A true mark of midwestern midcentury style. The name “Frankoma” comes from a portmanteau of the founder’s last name—John Frank—and the last three letters of where the pottery was made—Oklahoma.
Frankoma Pottery created dinnerware, utilitarian and decorative kitchenware, figurines, flowerpots, and limited edition and commemorative pieces beginning in 1934 until the last molds were sold at auction in 2011.
In the mid-fifties the company switched to the red-brick colored Sapulpa firing clay which gave the pottery a unique look of older terra cotta. Due to the color changes of the clay the final coloring and vivid glazes of his pieces also changed because the glazes used rutile, a mineral containing titanium dioxide, which allows the color of the clay to partially show through.
Iconic and collectible lines include Lazybones, Mayan-Aztec, Oklahoma Plainsman, Wagon Wheel, and Westwind. Most pieces are known for their distinctive glazes.
Many Frankoma glazes have names relating to nature: Prairie Green, Desert Gold, Sky Blue, Autumn Yellow, Brown Satin, Flame, Redbud, Peach Glow, Robin Egg Blue, White Sand and Woodland Moss.
The early wares, especially those made with Ada clay and marked with a “pacing leopard” (1936-38), are highly sought by collectors. The limited editions and all wares with a Southwestern theme are becoming increasingly popular. Look on the bottom to find a number that coordinates with the year the piece was made to learn a little more history.

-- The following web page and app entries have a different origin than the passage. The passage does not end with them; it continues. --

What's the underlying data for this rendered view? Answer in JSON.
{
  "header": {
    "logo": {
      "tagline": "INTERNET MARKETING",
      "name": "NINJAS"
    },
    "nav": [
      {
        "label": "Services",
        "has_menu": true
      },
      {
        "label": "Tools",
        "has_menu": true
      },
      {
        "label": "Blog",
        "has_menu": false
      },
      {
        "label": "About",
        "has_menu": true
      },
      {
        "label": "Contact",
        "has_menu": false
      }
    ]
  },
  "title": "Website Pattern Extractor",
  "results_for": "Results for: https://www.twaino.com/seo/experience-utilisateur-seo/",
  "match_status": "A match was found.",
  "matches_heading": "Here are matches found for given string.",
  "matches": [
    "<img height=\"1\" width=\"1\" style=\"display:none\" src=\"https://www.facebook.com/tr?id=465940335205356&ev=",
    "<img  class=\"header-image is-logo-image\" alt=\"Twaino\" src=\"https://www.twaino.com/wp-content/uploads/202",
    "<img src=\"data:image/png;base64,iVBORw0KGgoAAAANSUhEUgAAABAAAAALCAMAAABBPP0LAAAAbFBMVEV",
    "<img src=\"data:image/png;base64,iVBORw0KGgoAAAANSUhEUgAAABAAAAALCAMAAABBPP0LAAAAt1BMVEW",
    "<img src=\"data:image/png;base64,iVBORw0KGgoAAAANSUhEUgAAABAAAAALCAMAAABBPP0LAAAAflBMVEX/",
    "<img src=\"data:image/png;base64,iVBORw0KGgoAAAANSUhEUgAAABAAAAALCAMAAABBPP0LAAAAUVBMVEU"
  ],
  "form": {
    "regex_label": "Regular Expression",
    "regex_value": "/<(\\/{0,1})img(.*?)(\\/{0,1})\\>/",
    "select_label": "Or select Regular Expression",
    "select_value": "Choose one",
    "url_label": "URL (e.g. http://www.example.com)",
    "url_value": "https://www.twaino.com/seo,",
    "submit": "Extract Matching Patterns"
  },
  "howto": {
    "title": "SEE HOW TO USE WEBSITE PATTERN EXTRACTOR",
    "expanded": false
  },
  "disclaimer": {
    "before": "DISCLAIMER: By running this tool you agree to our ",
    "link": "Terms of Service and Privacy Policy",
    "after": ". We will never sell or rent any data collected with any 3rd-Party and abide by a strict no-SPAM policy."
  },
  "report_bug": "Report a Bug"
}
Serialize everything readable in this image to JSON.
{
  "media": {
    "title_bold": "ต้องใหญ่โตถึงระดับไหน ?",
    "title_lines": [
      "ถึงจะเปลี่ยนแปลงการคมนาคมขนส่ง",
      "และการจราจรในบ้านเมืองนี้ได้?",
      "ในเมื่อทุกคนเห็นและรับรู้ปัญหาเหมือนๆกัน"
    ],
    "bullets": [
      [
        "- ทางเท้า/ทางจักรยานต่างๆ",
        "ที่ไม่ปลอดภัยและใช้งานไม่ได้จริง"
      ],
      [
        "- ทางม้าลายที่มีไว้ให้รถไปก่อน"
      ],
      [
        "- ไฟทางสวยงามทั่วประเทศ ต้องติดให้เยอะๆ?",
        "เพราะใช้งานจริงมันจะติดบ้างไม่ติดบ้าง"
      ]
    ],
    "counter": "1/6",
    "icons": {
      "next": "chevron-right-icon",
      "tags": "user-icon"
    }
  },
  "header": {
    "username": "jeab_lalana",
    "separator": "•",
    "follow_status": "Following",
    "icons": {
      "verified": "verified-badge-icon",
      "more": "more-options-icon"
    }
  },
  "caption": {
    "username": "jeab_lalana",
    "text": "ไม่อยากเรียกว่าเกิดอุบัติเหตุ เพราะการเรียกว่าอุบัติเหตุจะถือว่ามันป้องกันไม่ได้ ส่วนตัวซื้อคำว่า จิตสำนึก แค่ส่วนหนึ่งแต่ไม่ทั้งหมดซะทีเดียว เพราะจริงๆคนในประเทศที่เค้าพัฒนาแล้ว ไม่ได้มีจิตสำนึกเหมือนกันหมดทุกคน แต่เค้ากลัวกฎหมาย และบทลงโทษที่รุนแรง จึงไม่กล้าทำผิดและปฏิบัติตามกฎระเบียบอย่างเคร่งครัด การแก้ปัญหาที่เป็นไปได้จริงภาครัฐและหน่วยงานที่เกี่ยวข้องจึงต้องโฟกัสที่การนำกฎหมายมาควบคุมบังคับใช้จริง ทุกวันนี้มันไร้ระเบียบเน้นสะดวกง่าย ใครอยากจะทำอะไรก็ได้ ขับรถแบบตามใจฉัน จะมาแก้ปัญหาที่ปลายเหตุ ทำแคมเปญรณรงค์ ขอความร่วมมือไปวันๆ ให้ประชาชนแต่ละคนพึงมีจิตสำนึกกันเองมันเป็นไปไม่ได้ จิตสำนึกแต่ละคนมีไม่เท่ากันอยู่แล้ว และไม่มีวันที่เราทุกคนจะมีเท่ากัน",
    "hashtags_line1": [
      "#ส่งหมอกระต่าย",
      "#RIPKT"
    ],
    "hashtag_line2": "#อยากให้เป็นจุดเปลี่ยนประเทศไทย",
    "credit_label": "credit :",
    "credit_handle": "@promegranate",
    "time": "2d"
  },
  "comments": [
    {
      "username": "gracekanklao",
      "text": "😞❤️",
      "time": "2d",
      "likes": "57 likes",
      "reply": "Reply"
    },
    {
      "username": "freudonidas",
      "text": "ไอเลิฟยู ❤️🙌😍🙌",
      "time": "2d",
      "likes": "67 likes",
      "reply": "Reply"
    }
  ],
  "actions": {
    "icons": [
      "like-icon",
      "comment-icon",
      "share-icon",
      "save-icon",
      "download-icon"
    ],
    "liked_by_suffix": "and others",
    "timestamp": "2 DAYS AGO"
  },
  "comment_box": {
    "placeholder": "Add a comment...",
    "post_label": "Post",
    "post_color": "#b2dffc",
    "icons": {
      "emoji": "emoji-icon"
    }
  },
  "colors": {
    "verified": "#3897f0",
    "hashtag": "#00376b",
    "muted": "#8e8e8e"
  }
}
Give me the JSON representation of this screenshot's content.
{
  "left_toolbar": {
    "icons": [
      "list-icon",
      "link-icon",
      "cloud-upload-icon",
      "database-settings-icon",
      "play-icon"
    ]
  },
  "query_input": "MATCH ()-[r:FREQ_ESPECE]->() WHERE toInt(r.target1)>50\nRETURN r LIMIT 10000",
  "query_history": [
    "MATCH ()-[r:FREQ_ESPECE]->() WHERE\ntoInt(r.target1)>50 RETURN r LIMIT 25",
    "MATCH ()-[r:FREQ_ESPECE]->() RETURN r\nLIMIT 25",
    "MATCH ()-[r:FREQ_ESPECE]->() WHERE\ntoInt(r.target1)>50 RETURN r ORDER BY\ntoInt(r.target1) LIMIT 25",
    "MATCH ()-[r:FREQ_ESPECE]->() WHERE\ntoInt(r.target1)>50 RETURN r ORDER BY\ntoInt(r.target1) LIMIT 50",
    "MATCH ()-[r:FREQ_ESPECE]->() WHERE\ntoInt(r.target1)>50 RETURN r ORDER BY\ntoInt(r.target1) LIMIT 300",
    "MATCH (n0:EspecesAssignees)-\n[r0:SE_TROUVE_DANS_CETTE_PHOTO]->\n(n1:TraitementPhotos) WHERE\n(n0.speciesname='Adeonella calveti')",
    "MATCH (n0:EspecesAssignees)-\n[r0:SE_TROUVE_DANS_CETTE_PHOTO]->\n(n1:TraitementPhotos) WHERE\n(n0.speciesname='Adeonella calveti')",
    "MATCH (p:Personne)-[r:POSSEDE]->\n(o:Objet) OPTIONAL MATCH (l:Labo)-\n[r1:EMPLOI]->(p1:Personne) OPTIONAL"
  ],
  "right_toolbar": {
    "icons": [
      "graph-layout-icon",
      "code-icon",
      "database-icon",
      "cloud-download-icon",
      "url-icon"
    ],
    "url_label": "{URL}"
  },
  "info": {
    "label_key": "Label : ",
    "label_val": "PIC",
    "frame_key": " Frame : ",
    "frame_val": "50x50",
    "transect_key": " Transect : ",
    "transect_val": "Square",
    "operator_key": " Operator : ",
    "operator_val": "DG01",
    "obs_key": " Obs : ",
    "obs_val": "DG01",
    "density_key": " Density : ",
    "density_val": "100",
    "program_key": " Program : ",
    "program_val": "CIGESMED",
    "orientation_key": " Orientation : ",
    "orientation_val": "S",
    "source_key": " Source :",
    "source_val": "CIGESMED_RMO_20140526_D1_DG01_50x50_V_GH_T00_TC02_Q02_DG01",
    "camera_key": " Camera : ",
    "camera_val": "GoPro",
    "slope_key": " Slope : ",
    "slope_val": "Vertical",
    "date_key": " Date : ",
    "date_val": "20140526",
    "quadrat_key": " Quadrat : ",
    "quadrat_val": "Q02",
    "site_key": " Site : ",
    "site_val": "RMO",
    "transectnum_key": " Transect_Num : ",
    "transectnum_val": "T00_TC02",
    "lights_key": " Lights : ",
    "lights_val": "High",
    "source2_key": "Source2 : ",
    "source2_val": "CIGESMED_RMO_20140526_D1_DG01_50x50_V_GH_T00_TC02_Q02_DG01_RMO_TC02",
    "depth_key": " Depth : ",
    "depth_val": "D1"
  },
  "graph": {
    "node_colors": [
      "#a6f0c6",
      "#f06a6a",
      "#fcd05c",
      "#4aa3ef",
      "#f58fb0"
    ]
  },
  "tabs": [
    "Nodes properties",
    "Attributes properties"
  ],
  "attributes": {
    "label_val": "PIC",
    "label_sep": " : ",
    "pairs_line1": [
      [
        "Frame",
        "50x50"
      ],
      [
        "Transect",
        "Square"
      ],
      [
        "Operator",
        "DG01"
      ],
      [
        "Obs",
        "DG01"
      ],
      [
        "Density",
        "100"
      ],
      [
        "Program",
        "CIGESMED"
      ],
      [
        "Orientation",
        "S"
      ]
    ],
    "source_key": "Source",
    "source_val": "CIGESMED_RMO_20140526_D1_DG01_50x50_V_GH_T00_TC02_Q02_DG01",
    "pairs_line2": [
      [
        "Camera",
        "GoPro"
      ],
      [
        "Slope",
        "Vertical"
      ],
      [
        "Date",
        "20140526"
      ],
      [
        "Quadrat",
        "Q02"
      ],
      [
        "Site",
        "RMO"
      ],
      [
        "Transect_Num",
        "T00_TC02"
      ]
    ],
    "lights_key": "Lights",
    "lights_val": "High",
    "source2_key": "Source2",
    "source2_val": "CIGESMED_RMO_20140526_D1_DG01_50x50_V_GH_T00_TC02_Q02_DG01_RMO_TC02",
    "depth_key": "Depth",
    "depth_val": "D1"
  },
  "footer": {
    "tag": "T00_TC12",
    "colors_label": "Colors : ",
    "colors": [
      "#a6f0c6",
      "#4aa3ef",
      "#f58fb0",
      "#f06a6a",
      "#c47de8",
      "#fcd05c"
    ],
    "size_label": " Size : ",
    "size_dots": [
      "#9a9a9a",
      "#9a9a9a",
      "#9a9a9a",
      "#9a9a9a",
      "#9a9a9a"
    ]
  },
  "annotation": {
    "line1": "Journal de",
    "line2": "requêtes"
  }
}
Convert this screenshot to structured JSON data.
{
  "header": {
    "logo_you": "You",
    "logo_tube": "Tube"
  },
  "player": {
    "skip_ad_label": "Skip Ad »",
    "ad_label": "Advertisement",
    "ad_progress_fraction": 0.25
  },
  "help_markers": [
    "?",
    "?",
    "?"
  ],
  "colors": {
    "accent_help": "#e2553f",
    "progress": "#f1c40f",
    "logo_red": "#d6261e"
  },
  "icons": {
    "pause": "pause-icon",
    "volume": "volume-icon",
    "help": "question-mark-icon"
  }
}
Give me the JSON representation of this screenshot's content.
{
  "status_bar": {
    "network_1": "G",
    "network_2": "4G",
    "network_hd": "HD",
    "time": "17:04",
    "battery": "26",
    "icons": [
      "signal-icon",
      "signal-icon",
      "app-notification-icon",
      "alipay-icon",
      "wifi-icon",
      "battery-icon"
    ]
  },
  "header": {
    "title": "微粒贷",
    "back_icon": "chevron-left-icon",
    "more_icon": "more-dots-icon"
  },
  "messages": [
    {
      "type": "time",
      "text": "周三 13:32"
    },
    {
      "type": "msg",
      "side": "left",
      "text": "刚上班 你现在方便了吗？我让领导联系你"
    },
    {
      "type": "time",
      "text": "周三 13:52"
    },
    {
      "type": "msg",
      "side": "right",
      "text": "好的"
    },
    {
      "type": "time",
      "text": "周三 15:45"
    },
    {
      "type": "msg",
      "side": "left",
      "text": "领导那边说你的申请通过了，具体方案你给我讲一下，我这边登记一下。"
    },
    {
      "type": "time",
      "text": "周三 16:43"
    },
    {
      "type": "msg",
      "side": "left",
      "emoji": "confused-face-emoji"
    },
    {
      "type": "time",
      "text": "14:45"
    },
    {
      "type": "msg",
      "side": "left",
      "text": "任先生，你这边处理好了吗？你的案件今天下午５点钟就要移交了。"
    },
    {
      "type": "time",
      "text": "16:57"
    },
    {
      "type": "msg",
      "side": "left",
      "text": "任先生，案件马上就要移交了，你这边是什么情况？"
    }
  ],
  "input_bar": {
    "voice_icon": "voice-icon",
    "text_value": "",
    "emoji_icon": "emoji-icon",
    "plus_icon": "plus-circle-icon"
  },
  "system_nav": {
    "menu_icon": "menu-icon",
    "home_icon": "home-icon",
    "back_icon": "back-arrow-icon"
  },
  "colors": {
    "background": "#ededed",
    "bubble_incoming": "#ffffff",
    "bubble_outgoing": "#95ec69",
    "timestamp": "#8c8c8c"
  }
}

Beautiful and functional, with distinctive clean lines, Frankoma is a great addition to any midcentury home—from craftsman to modern, machine age to cottage. We’ve just brought a collection in-store so stop by and find something you’ll treasure forever!